I’m not a scientist by training or profession, but I am fascinated by what science can tell us about our social nature. In the past few years, new discoveries and techniques in genetics and data mining have revealed new levels of our interdependence, levels that can impact our genetic inheritance in a single generation and also stretch across generations.
New levels of interdependence came to light through studying various public records from the 19th century for the remote Swedish county of Norrbotten. In such an isolated and harsh area at the time, a family’s fate hinged on success or failure of crops. A bad harvest often meant famine for your family; a good harvest might inspire overeating.
(The Norbotten experience has been covered in a Time article from January 6, 2010, as well as more scholarly papers such as this from the National Institutes of Health. It’s also been replicated through studies of other inter-generational public records.)
Cycles of feast and famine can be hard on a person’s health, but the Norrbotten records showed that it also impacted the health and life expectancy of a person’s children and grandchildren, even if those later generations never endured the same feast or famine experience.

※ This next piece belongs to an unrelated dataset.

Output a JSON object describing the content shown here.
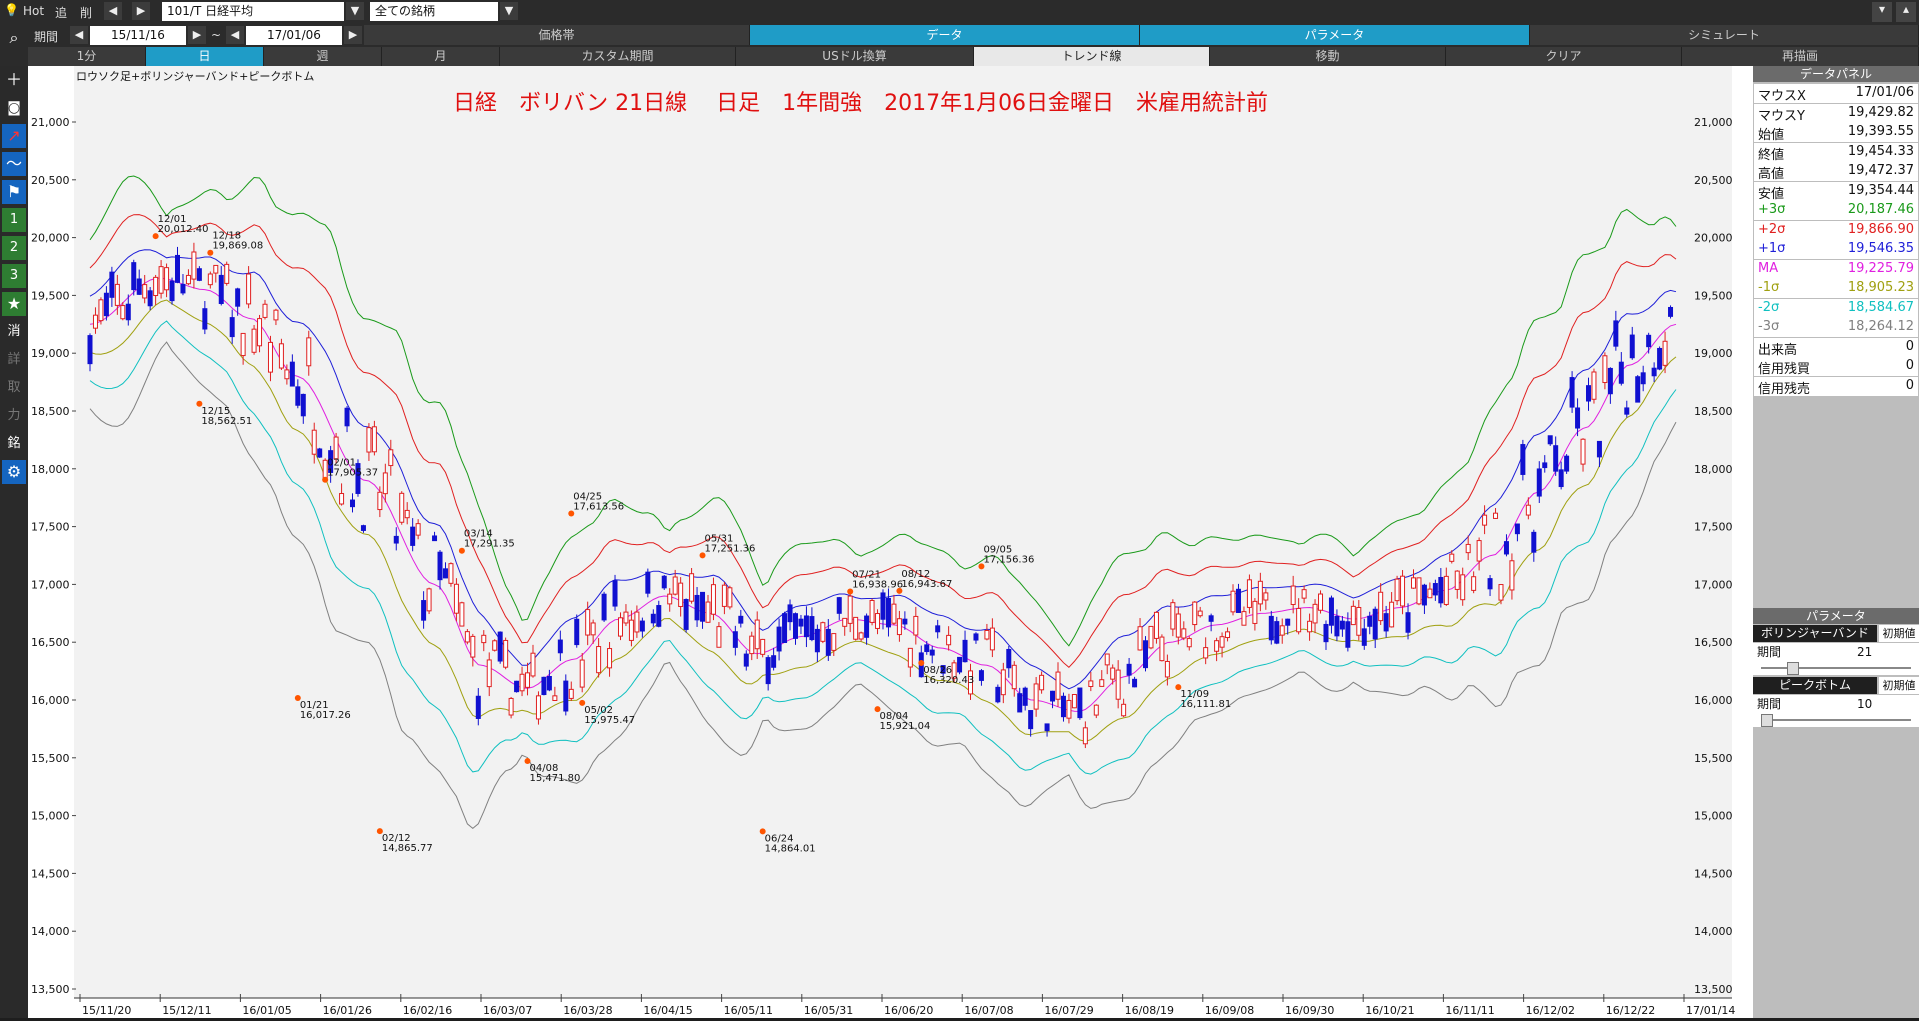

Since I’m not a scientist, I’ll rely on the Time article to explain this phenomena: “powerful environmental conditions (near death from starvation, for instance) can somehow leave an imprint on the genetic material in eggs and sperm. These genetic imprints can short-circuit evolution and pass along new traits in a single generation.”
How can this be, making evolutionary changes so quickly? Most biology classes teach that evolution happens over a multitude of generations. The answer is epigenetics, or the phenomena of genetic changes caused by factors outside the actual genetic material but that are still inherited.
Again, Time: “Epigenetics is the study of changes in gene activity that do not involve alterations to the genetic code but still get passed down to at least one successive generation. These patterns of gene expression are governed by the cellular material — the epigenome — that sits on top of the genome, just outside it.”
What are the implications of this for marketing and public services? The quality of life experienced today impacts our public spending both now and in the future. Helping someone through a time of poor nutrition today also changes the genetic inheritance for that person’s offspring two generations from now. They’ll live a healthier life, which benefits both them and their community.
In other words, food stamps today can help someone remain healthy and productive today, contributing to the well-being of the community. Food stamps can also save Medicare dollars decades into the future.
Because of epigenetics, what has been a cliched question takes on new significance: what kind of world do you want to leave your children and grandchildren?